However, after the ending of the 10th bipartite settlement in October 2017, the national bankers’ lobby took a significant departure from the tested practice by proposing a performance-linked salary structure for grade six and seven employees and wage revision based on the negotiations for employees belonging to other grades – from one to three – which was later extended up to grade five.
Last year, on December 21, a strike was launched by the AIBOC demanding “full and complete mandate for officers (Scale I to VII) wage revision in 11th bipartite settlement” among other things.
Currently, majority of the PSBs (15 out of 20) have rejected the variable salary component and conveyed their support for wage revision based on the negotiations.

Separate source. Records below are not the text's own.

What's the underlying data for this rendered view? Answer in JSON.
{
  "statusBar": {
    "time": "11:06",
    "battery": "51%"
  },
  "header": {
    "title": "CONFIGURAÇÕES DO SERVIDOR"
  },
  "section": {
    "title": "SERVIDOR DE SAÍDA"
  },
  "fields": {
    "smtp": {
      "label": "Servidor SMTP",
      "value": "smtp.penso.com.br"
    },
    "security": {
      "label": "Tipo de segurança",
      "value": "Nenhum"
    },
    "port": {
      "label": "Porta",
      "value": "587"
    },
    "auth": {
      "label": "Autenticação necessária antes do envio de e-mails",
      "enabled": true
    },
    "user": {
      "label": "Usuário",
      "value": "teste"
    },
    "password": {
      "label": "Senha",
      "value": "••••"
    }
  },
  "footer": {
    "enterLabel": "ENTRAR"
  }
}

However, a full mandate for wage negotiation for all officers from Scale I to Scale VII is yet to be given by the remaining five PSBs – State Bank of India, Bank of Baroda, Punjab National Bank, Union Bank of India, and Indian Bank – which has forced AIBOC and National Organisation of Bank Officers (NOBO) to not take part in the wage revision talks.
Also watch: Public Sector Banks in Serious Danger: Thomas Franco